Using the records that follow, tally the lines containing the word "label" and state only the count.
____
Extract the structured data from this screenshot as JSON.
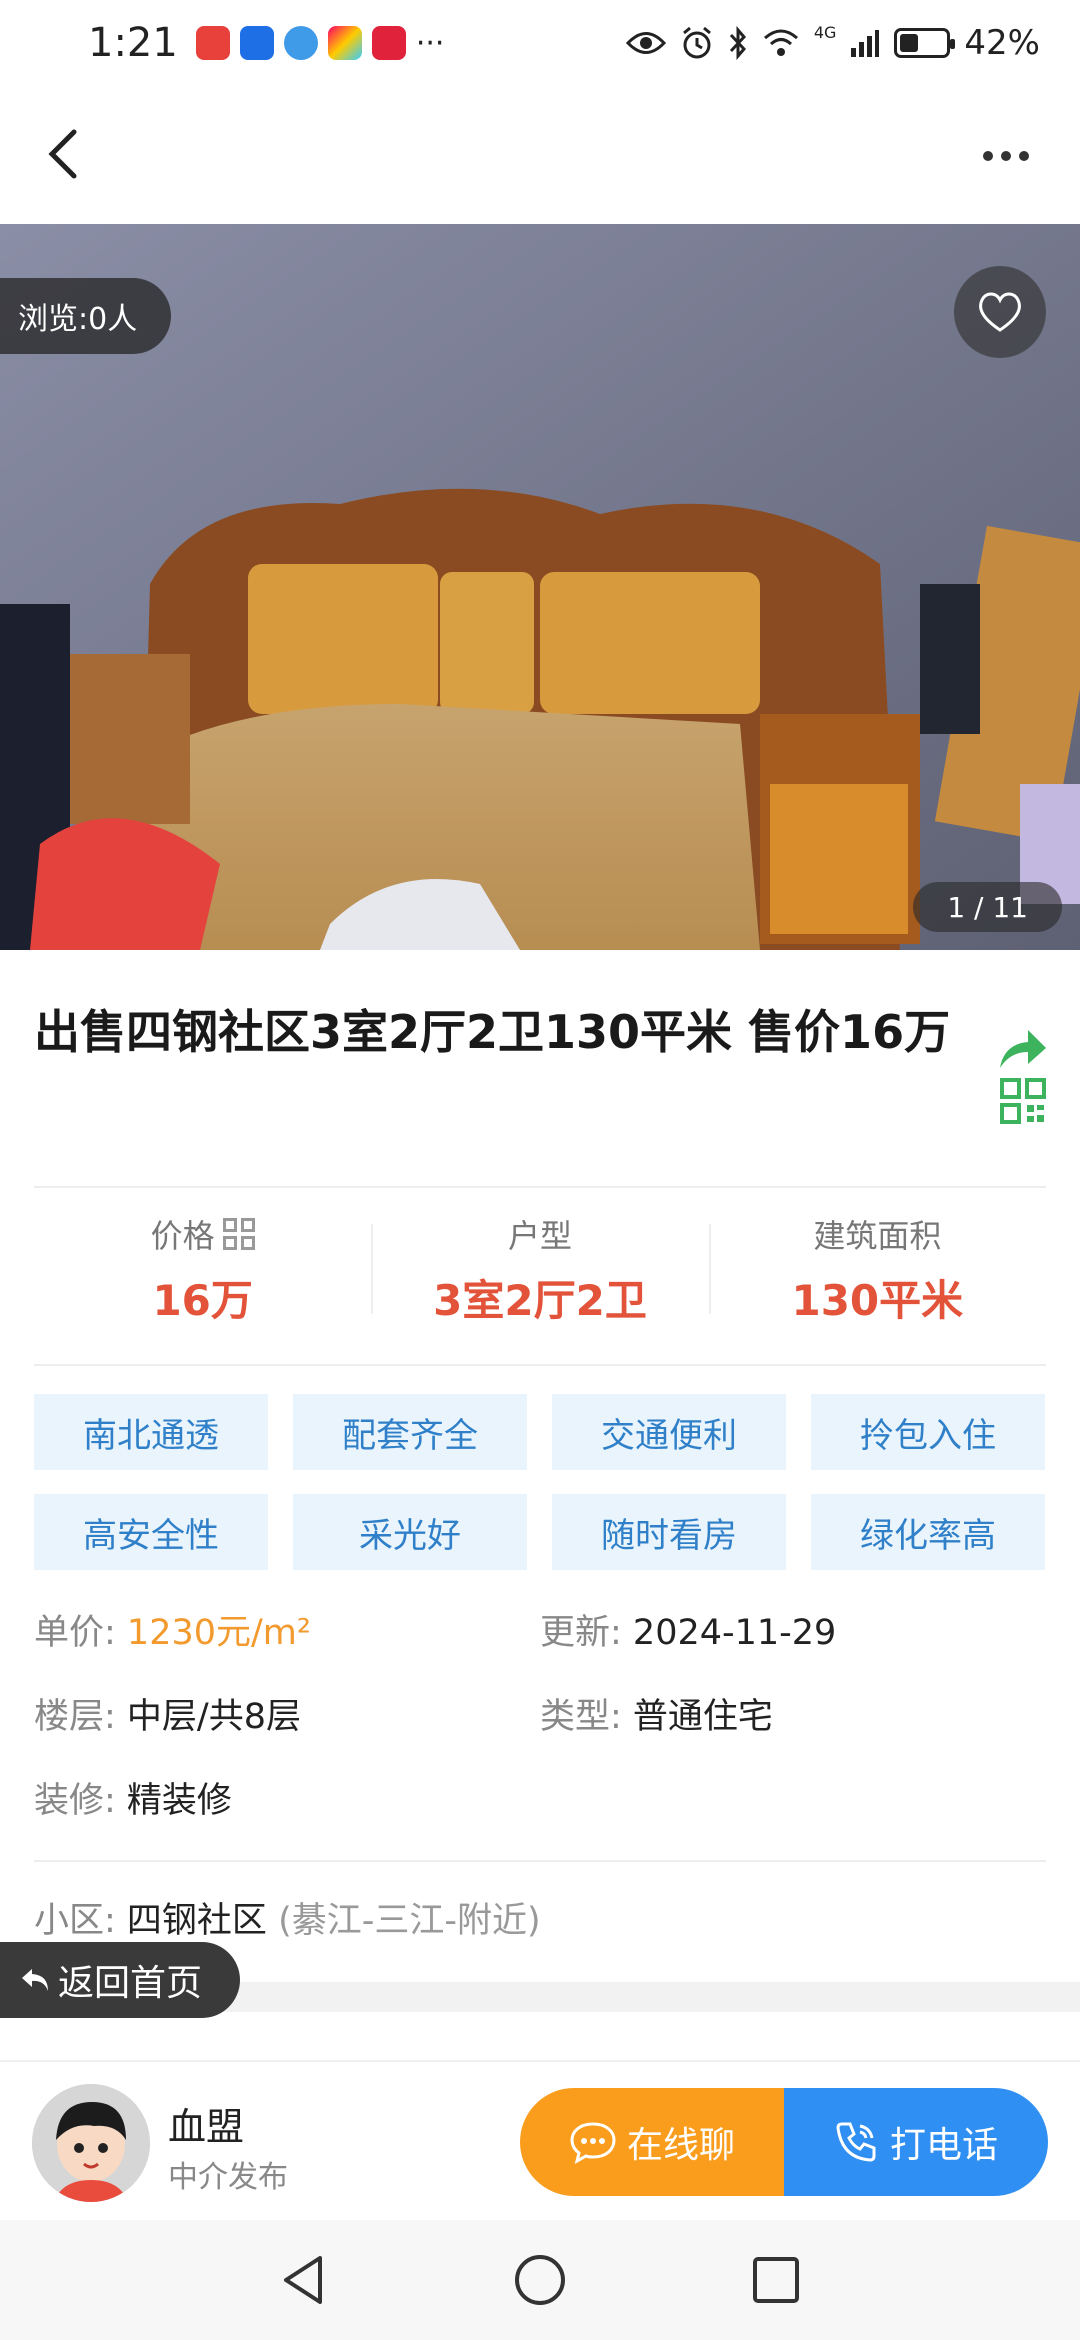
{
  "status_bar": {
    "time": "1:21",
    "overflow": "···",
    "network": "4G",
    "battery_percent": "42%",
    "battery_level": 0.42
  },
  "nav": {
    "back_icon": "chevron-left-icon",
    "more_icon": "more-dots-icon"
  },
  "gallery": {
    "views": "浏览:0人",
    "counter": "1 / 11",
    "favorite_icon": "heart-outline-icon"
  },
  "listing": {
    "title": "出售四钢社区3室2厅2卫130平米 售价16万",
    "stats": [
      {
        "label": "价格",
        "value": "16万"
      },
      {
        "label": "户型",
        "value": "3室2厅2卫"
      },
      {
        "label": "建筑面积",
        "value": "130平米"
      }
    ],
    "tags": [
      "南北通透",
      "配套齐全",
      "交通便利",
      "拎包入住",
      "高安全性",
      "采光好",
      "随时看房",
      "绿化率高"
    ],
    "details": {
      "unit_price_key": "单价: ",
      "unit_price_val": "1230元/m²",
      "updated_key": "更新: ",
      "updated_val": "2024-11-29",
      "floor_key": "楼层: ",
      "floor_val": "中层/共8层",
      "type_key": "类型: ",
      "type_val": "普通住宅",
      "decor_key": "装修: ",
      "decor_val": "精装修"
    },
    "community": {
      "key": "小区: ",
      "name": "四钢社区",
      "location": "(綦江-三江-附近)"
    }
  },
  "home_button": "返回首页",
  "agent": {
    "name": "血盟",
    "role": "中介发布"
  },
  "actions": {
    "chat": "在线聊",
    "call": "打电话"
  },
  "colors": {
    "price_red": "#e2533a",
    "tag_blue": "#2f80c9",
    "tag_bg": "#e9f4fd",
    "chat_orange": "#fa9d1c",
    "call_blue": "#2f8ff2",
    "share_green": "#3cb35c"
  }
}
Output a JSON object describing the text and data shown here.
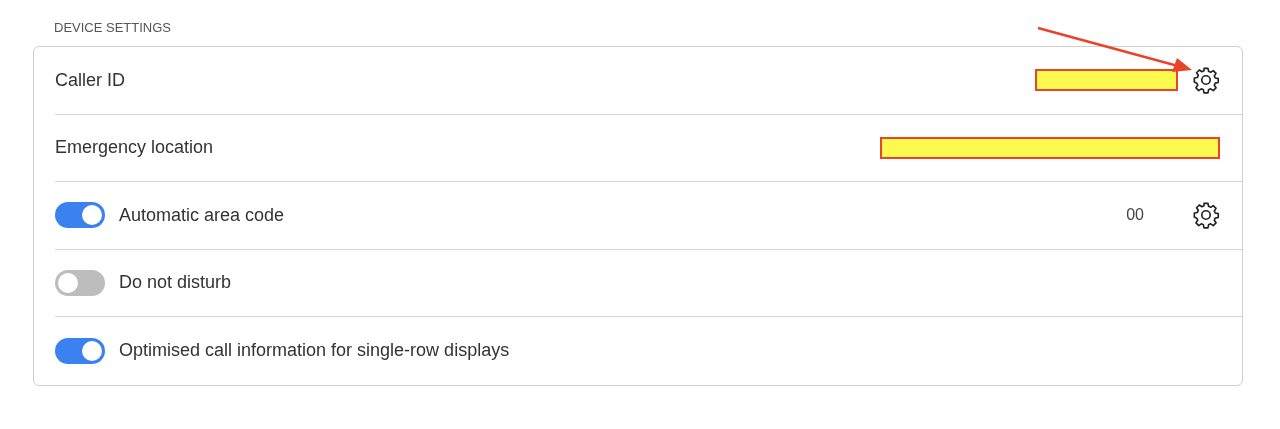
{
  "section_title": "DEVICE SETTINGS",
  "rows": [
    {
      "kind": "text",
      "label": "Caller ID",
      "redacted": true,
      "gear": true
    },
    {
      "kind": "text",
      "label": "Emergency location",
      "redacted": true,
      "gear": false
    },
    {
      "kind": "toggle",
      "label": "Automatic area code",
      "on": true,
      "value": "00",
      "gear": true
    },
    {
      "kind": "toggle",
      "label": "Do not disturb",
      "on": false,
      "gear": false
    },
    {
      "kind": "toggle",
      "label": "Optimised call information for single-row displays",
      "on": true,
      "gear": false
    }
  ],
  "annotations": [
    {
      "kind": "arrow"
    }
  ]
}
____
- Answer to this exercise -
8